On 7 May, France rejected the far-right. But the Front National, which has received four millions more votes than five years ago, is continuing to progress.
With Emmanuel Macron winning the election with more than 65% of the votes, Marine Le Pen’s defeat is clear and distinct. The Front National’s leader called the result of the 2017 presidential election “massive and historic”, but, with 37.5 percent of the votes, the party fail to reach 40 percent, their initial goal.
This year, abstention and blank votes broke a record. 26 percent of the people registered on voting lists decided not to vote during the second round, and more than 4.6m people decided to cast a blank vote – in 2012, 2.5m voters decided not to choose between François Hollande and Nicolas Sarkozy.
“Marine Le Pen came third, after the abstentions and the blank and spoiled votes” Jean-Luc Mélenchon
Taking the abstention rate into consideration, along with the spoiled and blank votes Emmanuel Macron’s score would be 43.63 percent, while Marine Le Pen’s would be 22.38 percent. Jean-Luc Mélenchon, the France Insoumise candidate who finished fourth in the first round, said that “Marine Le Pen came third, after Macron, and the combination of the abstentions, and the blank and spoiled votes”.
The Front National’s progress
France massively refused extremism, but the results should be treated cautiously. For the first time, the Front National passed the threshold of 10 millions voters. This is four million more than five years ago (6.4m voted for the Front National) and almost five millions more than ten 10 years ago, when her Marine Le Pen’s father, Jean-Marie, a holocaust denier, sprung a surprise.

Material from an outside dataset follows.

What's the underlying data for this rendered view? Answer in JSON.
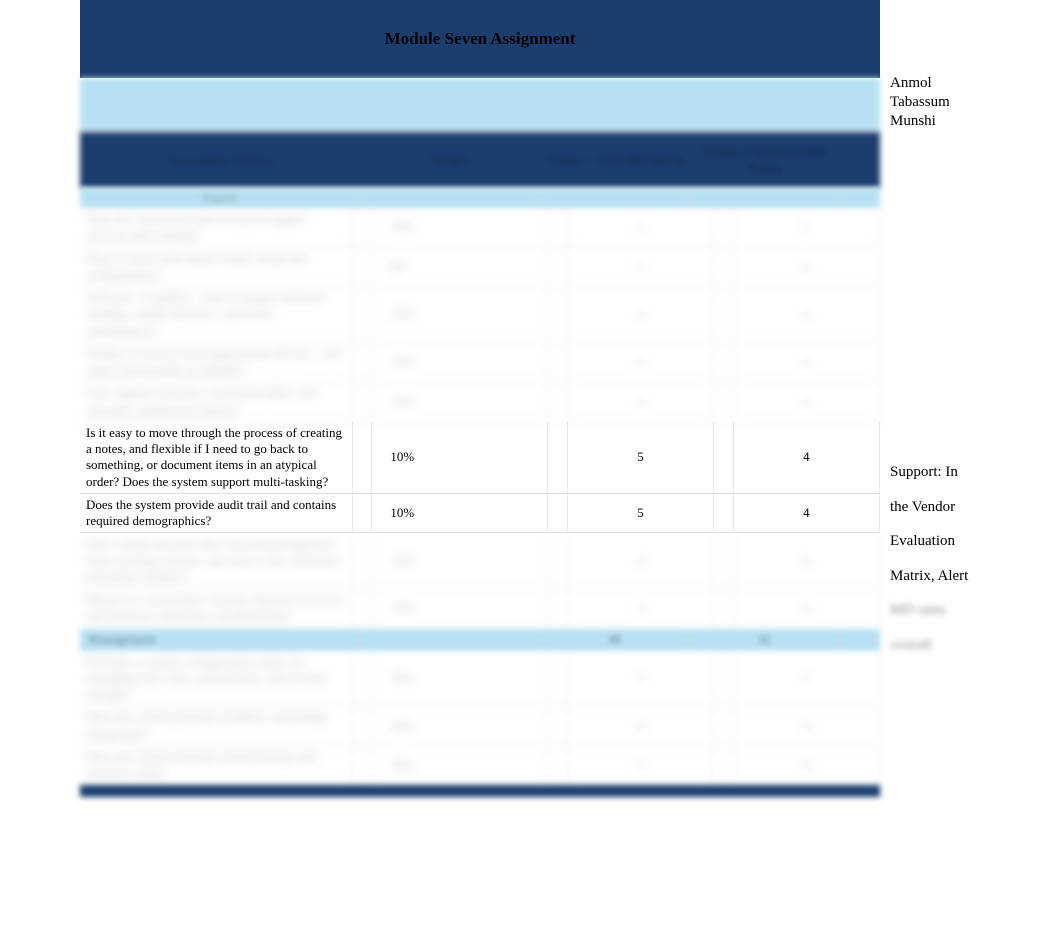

Emmanuel Macron scored 90 percent in Paris but the Front National is continuing to plant roots in smaller cities, the so-called ‘forgotten countryside’, where people suffer from widespread unemployment and can’t identify with Macron’s programme. Marine Le Pen scored more than 40 per cent in 32 French departments – out of 96 – mainly in the north-east and south of the country. These regions have been historically close to the party, voting for Jean-Marie Le Pen during the first round of the election in 2002.
The Front National is becoming mainstream
On 21 April 2002, when Jean-Marie Le Pen went to the runoff against Jacques Chirac, thousands of people took to the streets of France to show their anger. Led by the left and the students, the movements discredited the Front National’s candidate, who only managed to receive 18% of the votes during the second round.
During these elections, French citizens gathered in Paris after the first round to protest against the Front National, under the theme “Non au F-Haine”, “Haine” being pronounced “N” in French and meaning “Hate”.
However this year, no major protests were organised. Macron’s depiction as ‘the candidate of the globalisation, or the media’ did not make of him the most suitable candidate to lead the so-called ‘Republican front’. The ‘big’ protest that occurred on May Day was not dedicated to gather people against Marine Le Pen but against both Le Pen and Macron. The motivations behind the demonstration were based on the idea that none of the candidates suited them.
Jean-Luc Mélenchon, who finished fourth in the election, didn’t want to support any of the two candidates. In other words, Melenchon refused to give his vote to Marine Le Pen but declared that he can not vote “for” Emmanuel Macron. His declaration made sense for many French between these two rounds. People didn’t come together against the Front National as it happened 15 years ago. This is just another sign showing how it became normal to see the extreme-right party in the second round of a presidential election.
” In 2002, everybody was like “S***, he (Jean Marie Le Pen) is second”. In 2017, people thinks ‘luckily she is only second‘ ” heard in Le Touquet, outside Macron’s voting station, on the 7th of May.
Finally, by adding Dupont-Aignan to her campaign team between the two rounds, the Front National has been brought out of its isolation. The right-wing has shown for the first time that they were able to gather other political forces behind their own views. Many analysts tend therefore to argue that Marine Le Pen’s strategy to “soften” her party has worked.
The Front National and the legislative elections
“ I am calling patriots to join us and participate in the decisive political fight that starts from tonight” (Marine Le Pen, 7/05/2017)
The legislative elections would be a big test for the Front National, that could persist in a few constituencies during the forthcoming legislative elections, and could constitute a strong parliamentary group. For the first round of the legislatives on the 11th of June, the Front National is looking to ensure their status as “strongest force of opposition”.
Five years ago, in the last legislative elections, Le Pen’s party only managed to elect two MPs in the Assemblee Nationale.
The French political system to elect the MPs is working in the same way as the Presidential one. Therefore, many Front National’s MPs may be likely to reach the runoff. However, such as what happened in the Macron/Le Pen duel, we may see all the mainstream parties would gather against the National Front between both rounds.
Therefore, this scenario would enhance the ‘deep transformation’ she promised to do on the aftermath of the Presidential results, and soften even more her image to improve her ‘presidential’ image.